*** DATASET RECORDS ***

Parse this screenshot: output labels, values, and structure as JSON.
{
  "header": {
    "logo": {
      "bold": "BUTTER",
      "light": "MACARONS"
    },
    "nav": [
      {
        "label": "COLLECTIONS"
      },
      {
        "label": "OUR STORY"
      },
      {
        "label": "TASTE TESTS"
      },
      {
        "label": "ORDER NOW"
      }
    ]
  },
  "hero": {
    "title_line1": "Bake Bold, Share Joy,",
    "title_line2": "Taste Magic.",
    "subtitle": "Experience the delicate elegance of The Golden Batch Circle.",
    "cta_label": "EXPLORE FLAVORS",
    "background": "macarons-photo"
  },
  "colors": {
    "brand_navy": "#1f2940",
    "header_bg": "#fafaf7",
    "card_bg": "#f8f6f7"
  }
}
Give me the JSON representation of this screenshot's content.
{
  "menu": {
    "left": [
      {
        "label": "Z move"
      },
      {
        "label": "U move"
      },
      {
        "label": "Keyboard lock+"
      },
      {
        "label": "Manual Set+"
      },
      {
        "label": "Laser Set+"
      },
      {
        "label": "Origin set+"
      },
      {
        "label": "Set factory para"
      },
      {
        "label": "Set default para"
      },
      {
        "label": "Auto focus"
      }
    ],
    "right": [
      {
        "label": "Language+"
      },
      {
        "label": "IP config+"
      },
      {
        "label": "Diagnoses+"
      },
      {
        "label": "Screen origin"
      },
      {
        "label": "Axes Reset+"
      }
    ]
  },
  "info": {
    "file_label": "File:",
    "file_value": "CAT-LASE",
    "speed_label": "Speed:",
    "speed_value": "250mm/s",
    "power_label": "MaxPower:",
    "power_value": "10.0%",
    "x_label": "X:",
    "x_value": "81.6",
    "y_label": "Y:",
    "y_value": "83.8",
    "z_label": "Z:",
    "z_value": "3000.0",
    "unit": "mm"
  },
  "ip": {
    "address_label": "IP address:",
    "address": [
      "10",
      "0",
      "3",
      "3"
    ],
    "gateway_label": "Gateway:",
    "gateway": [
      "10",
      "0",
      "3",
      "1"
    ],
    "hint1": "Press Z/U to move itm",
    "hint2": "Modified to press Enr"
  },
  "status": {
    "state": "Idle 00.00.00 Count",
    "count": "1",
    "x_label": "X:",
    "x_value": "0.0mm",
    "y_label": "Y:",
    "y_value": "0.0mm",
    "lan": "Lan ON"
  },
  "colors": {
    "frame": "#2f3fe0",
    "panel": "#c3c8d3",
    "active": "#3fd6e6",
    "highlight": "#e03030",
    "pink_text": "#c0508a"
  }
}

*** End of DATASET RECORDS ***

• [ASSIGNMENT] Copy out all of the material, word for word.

• [THE ANSWER]
Parse this screenshot: output labels, values, and structure as JSON.
{
  "header": {
    "logo": {
      "bold": "BUTTER",
      "light": "MACARONS"
    },
    "nav": [
      {
        "label": "COLLECTIONS"
      },
      {
        "label": "OUR STORY"
      },
      {
        "label": "TASTE TESTS"
      },
      {
        "label": "ORDER NOW"
      }
    ]
  },
  "hero": {
    "title_line1": "Bake Bold, Share Joy,",
    "title_line2": "Taste Magic.",
    "subtitle": "Experience the delicate elegance of The Golden Batch Circle.",
    "cta_label": "EXPLORE FLAVORS",
    "background": "macarons-photo"
  },
  "colors": {
    "brand_navy": "#1f2940",
    "header_bg": "#fafaf7",
    "card_bg": "#f8f6f7"
  }
}
Give me the JSON representation of this screenshot's content.
{
  "menu": {
    "left": [
      {
        "label": "Z move"
      },
      {
        "label": "U move"
      },
      {
        "label": "Keyboard lock+"
      },
      {
        "label": "Manual Set+"
      },
      {
        "label": "Laser Set+"
      },
      {
        "label": "Origin set+"
      },
      {
        "label": "Set factory para"
      },
      {
        "label": "Set default para"
      },
      {
        "label": "Auto focus"
      }
    ],
    "right": [
      {
        "label": "Language+"
      },
      {
        "label": "IP config+"
      },
      {
        "label": "Diagnoses+"
      },
      {
        "label": "Screen origin"
      },
      {
        "label": "Axes Reset+"
      }
    ]
  },
  "info": {
    "file_label": "File:",
    "file_value": "CAT-LASE",
    "speed_label": "Speed:",
    "speed_value": "250mm/s",
    "power_label": "MaxPower:",
    "power_value": "10.0%",
    "x_label": "X:",
    "x_value": "81.6",
    "y_label": "Y:",
    "y_value": "83.8",
    "z_label": "Z:",
    "z_value": "3000.0",
    "unit": "mm"
  },
  "ip": {
    "address_label": "IP address:",
    "address": [
      "10",
      "0",
      "3",
      "3"
    ],
    "gateway_label": "Gateway:",
    "gateway": [
      "10",
      "0",
      "3",
      "1"
    ],
    "hint1": "Press Z/U to move itm",
    "hint2": "Modified to press Enr"
  },
  "status": {
    "state": "Idle 00.00.00 Count",
    "count": "1",
    "x_label": "X:",
    "x_value": "0.0mm",
    "y_label": "Y:",
    "y_value": "0.0mm",
    "lan": "Lan ON"
  },
  "colors": {
    "frame": "#2f3fe0",
    "panel": "#c3c8d3",
    "active": "#3fd6e6",
    "highlight": "#e03030",
    "pink_text": "#c0508a"
  }
}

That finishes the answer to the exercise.